The plight of women
Mumin said that young journalists easily quit the profession because of a lack of employment rights, low pay and safety concerns. He said that the intimidation and attacking of journalists have also moved online with many key journalists and media houses facing cyberattacks. He said women journalists were particularly vulnerable as they face self-censorship – some women will avoid reporting on specific topics out of fear.
“Being a woman journalist in Somalia is extremely difficult and there are serious challenges surrounding women journalists,” said Safia Muhamed Ibraahim, who has been a journalist for four years. She says that it is difficult for women journalists to find a job, as women are not prioritised in the media industry and are poorly paid.
Muhamed Ibraahim said she avoids issues related to security, Al-Shabaab, or stories involving investigations of corruption “because it is a risk to my life”. “Many journalists were killed in Somalia for reporting on these topics. Furthermore, human rights violations are difficult to report on by journalists, and not being able to talk about corruption or trying to hold those in power accountable is a big challenge that we face as journalists in Somalia. This has discouraged many women and therefore they easily quit the profession.”
She said that more needs to be done in terms of media freedom as it is limited and “journalists are targeted for their reporting and impunity for crimes against journalists has made the country the worst place to be a journalist”.
The Federation of Somali Journalists (FESOJ) released a report which was conducted between May 2021 and May 2022 which found that 37 journalists suffered violent beatings, injuries, or harassment. According to Ahmed Ali Mohamed, FESOJ training officer, “six journalists and media workers in various regions reported to FESOJ about direct threats to their lives, including regular harassment by local authority officials – in most cases, these were reprisals related to their journalistic reporting”.
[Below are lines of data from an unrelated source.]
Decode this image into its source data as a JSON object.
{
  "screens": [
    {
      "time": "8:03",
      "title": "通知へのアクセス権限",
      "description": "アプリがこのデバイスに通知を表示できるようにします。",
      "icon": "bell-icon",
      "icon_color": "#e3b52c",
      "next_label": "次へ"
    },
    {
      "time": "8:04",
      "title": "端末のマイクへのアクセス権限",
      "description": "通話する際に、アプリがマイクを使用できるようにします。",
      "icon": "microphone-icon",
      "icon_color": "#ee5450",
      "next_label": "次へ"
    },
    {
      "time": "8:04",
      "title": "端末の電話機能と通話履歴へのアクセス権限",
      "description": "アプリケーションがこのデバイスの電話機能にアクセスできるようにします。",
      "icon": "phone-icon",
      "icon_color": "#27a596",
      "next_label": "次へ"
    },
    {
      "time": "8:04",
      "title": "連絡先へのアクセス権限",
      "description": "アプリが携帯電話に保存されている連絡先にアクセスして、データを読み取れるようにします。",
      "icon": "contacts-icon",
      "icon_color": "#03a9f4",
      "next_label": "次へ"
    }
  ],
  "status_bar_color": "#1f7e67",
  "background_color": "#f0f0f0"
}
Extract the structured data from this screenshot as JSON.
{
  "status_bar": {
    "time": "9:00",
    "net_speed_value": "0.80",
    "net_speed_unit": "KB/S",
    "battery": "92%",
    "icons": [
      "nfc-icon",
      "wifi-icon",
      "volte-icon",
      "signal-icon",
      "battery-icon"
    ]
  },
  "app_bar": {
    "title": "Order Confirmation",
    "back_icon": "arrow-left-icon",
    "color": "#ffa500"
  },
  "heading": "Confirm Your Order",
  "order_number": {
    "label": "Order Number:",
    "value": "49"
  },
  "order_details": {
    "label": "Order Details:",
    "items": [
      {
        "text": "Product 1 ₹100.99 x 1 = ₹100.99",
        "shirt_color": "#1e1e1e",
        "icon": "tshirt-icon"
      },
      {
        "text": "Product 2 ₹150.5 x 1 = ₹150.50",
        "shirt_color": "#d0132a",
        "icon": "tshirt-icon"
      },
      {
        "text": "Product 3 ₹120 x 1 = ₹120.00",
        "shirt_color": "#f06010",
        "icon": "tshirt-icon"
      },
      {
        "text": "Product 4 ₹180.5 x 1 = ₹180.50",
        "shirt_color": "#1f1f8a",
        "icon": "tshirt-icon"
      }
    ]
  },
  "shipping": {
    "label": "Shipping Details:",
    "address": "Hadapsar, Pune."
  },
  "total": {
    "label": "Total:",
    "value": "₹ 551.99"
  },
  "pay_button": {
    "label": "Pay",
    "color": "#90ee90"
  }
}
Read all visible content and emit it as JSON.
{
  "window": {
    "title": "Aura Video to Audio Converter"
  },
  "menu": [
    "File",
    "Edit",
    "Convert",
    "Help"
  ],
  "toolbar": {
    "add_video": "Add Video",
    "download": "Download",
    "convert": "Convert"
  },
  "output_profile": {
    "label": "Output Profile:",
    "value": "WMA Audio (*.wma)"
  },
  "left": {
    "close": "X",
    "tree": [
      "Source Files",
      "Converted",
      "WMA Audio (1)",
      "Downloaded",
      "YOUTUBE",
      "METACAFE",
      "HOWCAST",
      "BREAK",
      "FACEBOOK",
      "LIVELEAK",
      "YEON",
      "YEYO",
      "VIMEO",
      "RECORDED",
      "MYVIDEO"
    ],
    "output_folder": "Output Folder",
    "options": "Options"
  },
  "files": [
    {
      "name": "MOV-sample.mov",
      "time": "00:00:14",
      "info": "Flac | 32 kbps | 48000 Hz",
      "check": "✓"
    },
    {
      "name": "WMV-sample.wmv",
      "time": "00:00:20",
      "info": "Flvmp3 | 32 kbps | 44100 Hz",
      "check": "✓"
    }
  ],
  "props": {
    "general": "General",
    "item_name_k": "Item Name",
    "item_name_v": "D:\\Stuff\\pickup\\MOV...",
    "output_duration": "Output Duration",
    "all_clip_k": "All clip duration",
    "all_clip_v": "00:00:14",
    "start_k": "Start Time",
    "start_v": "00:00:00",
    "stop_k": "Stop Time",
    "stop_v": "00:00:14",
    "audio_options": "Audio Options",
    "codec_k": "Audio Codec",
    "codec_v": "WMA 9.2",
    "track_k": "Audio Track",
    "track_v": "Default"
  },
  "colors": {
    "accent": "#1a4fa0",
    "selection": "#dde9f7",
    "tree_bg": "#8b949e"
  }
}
“The media law is extremely restrictive and allows the government to have firm control on the media and censor independent journalists. Journalists are arrested over any critical reporting. The use of the penal code is also a challenge facing our work as journalists,” said Muhamed Ibraahim.
Fathi Mohamed Ahmed, deputy editor for Bilan Media, has been a journalist for nine years. “It is very difficult to be a woman journalist in Somalia. As a woman you face harassment and there is a lack of freedom of expression.” She said that women are not taken seriously, explaining that women journalists are only given opportunities to be news anchors and are unable to explore other aspects of journalism.
“Safety is very rare,” said Ahmed. She laments that when reporting out in the field, people will question her and say that as a woman she should find another job that is more suitable. In addition, Ahmed says people do not take women seriously, with some interviewees telling her that they prefer to be interviewed by a man.
Bilan Media is Somalia’s only all-women media team. Ahmed said Somali media mainly covers politics and conflicts, and they want to change the narrative by focusing on other issues such as climate change, entrepreneurship, and gender-based violence.
Ahmed says the lack of media freedom in Somalia means that she is unable to report on specific topics due to security and safety concerns.
Despite Somalia having a vibrant media and the majority of media houses being independent, the restrictions and laws placed by the government and the attacks that journalists face from Al-Shabaab mean that journalists cannot freely report and work safely.